• _PROBLEM TO SOLVE_:
Write out the entries verbatim and leave the images out of the copy.
** INFORMATION PROVIDED follows **
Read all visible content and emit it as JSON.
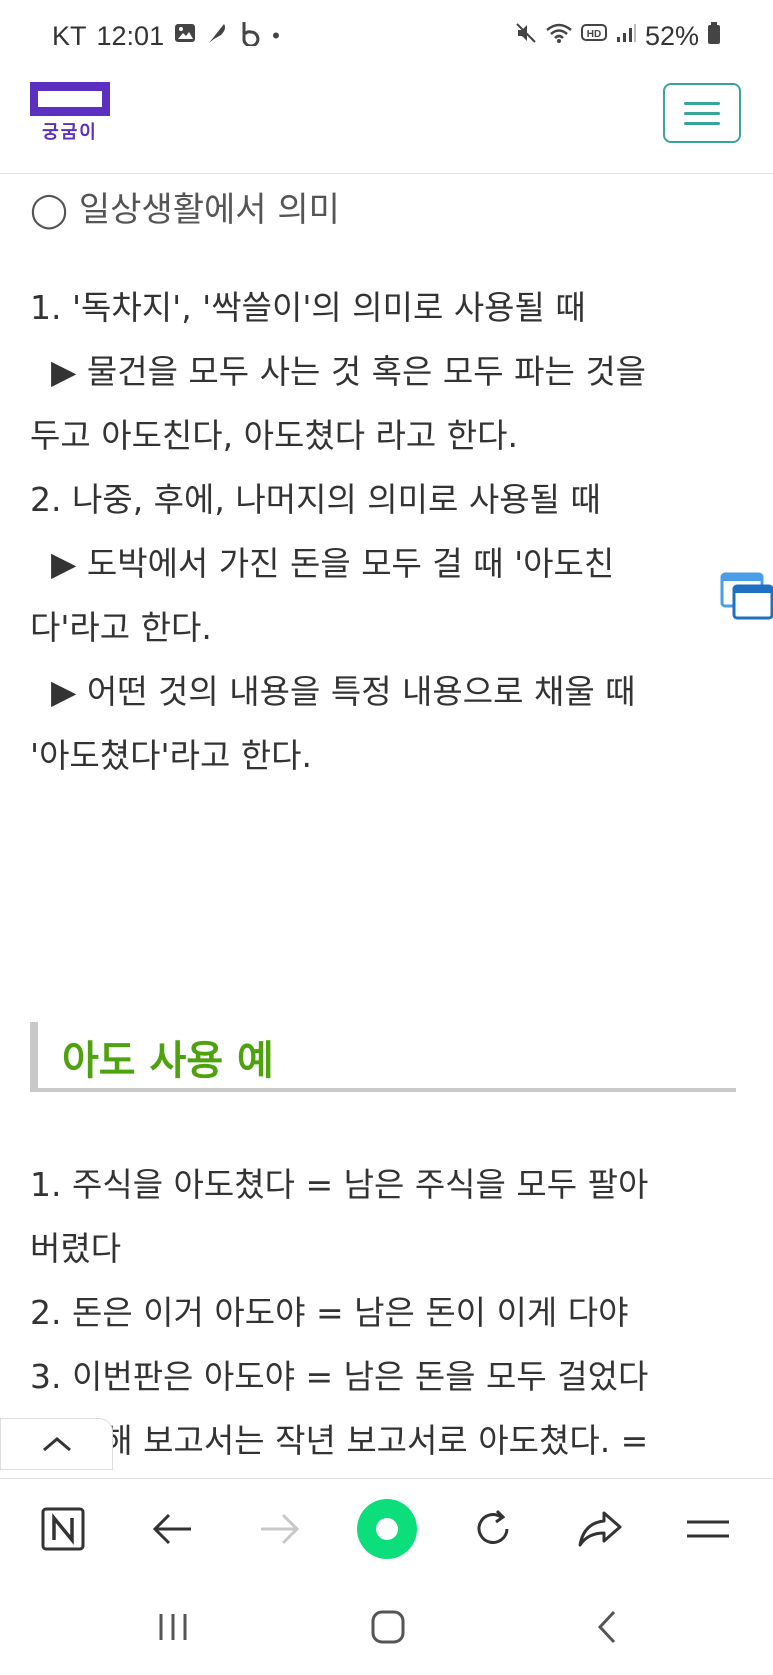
{
  "status_bar": {
    "carrier": "KT",
    "time": "12:01",
    "battery": "52%",
    "icons_left": [
      "gallery-icon",
      "feather-icon",
      "b-icon",
      "dot-icon"
    ],
    "icons_right": [
      "mute-icon",
      "wifi-icon",
      "hd-icon",
      "signal-icon",
      "battery-icon"
    ]
  },
  "header": {
    "logo_text": "궁굼이",
    "brand_color": "#5b2fc0",
    "menu_color": "#3aa39a"
  },
  "article": {
    "section_title": "◯ 일상생활에서 의미",
    "lines": [
      "1. '독차지', '싹쓸이'의 의미로 사용될 때",
      "  ▶ 물건을 모두 사는 것 혹은 모두 파는 것을",
      "두고 아도친다, 아도쳤다 라고 한다.",
      "2. 나중, 후에, 나머지의 의미로 사용될 때",
      "  ▶ 도박에서 가진 돈을 모두 걸 때 '아도친",
      "다'라고 한다.",
      "  ▶ 어떤 것의 내용을 특정 내용으로 채울 때",
      "'아도쳤다'라고 한다."
    ],
    "heading": "아도 사용 예",
    "heading_color": "#4ea20e",
    "example_lines": [
      "1. 주식을 아도쳤다 = 남은 주식을 모두 팔아",
      "버렸다",
      "2. 돈은 이거 아도야 = 남은 돈이 이게 다야",
      "3. 이번판은 아도야 = 남은 돈을 모두 걸었다",
      "4. 올해 보고서는 작년 보고서로 아도쳤다. ="
    ]
  },
  "toolbar": {
    "items": [
      "naver-icon",
      "back-arrow-icon",
      "forward-arrow-icon",
      "green-dot-icon",
      "refresh-icon",
      "share-icon",
      "menu-icon"
    ],
    "accent": "#0cde7c"
  },
  "navbar": {
    "items": [
      "recent-apps-icon",
      "home-icon",
      "back-icon"
    ]
  }
}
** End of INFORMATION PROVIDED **
• _ANSWER AREA_:
Read all visible content and emit it as JSON.
{
  "status_bar": {
    "carrier": "KT",
    "time": "12:01",
    "battery": "52%",
    "icons_left": [
      "gallery-icon",
      "feather-icon",
      "b-icon",
      "dot-icon"
    ],
    "icons_right": [
      "mute-icon",
      "wifi-icon",
      "hd-icon",
      "signal-icon",
      "battery-icon"
    ]
  },
  "header": {
    "logo_text": "궁굼이",
    "brand_color": "#5b2fc0",
    "menu_color": "#3aa39a"
  },
  "article": {
    "section_title": "◯ 일상생활에서 의미",
    "lines": [
      "1. '독차지', '싹쓸이'의 의미로 사용될 때",
      "  ▶ 물건을 모두 사는 것 혹은 모두 파는 것을",
      "두고 아도친다, 아도쳤다 라고 한다.",
      "2. 나중, 후에, 나머지의 의미로 사용될 때",
      "  ▶ 도박에서 가진 돈을 모두 걸 때 '아도친",
      "다'라고 한다.",
      "  ▶ 어떤 것의 내용을 특정 내용으로 채울 때",
      "'아도쳤다'라고 한다."
    ],
    "heading": "아도 사용 예",
    "heading_color": "#4ea20e",
    "example_lines": [
      "1. 주식을 아도쳤다 = 남은 주식을 모두 팔아",
      "버렸다",
      "2. 돈은 이거 아도야 = 남은 돈이 이게 다야",
      "3. 이번판은 아도야 = 남은 돈을 모두 걸었다",
      "4. 올해 보고서는 작년 보고서로 아도쳤다. ="
    ]
  },
  "toolbar": {
    "items": [
      "naver-icon",
      "back-arrow-icon",
      "forward-arrow-icon",
      "green-dot-icon",
      "refresh-icon",
      "share-icon",
      "menu-icon"
    ],
    "accent": "#0cde7c"
  },
  "navbar": {
    "items": [
      "recent-apps-icon",
      "home-icon",
      "back-icon"
    ]
  }
}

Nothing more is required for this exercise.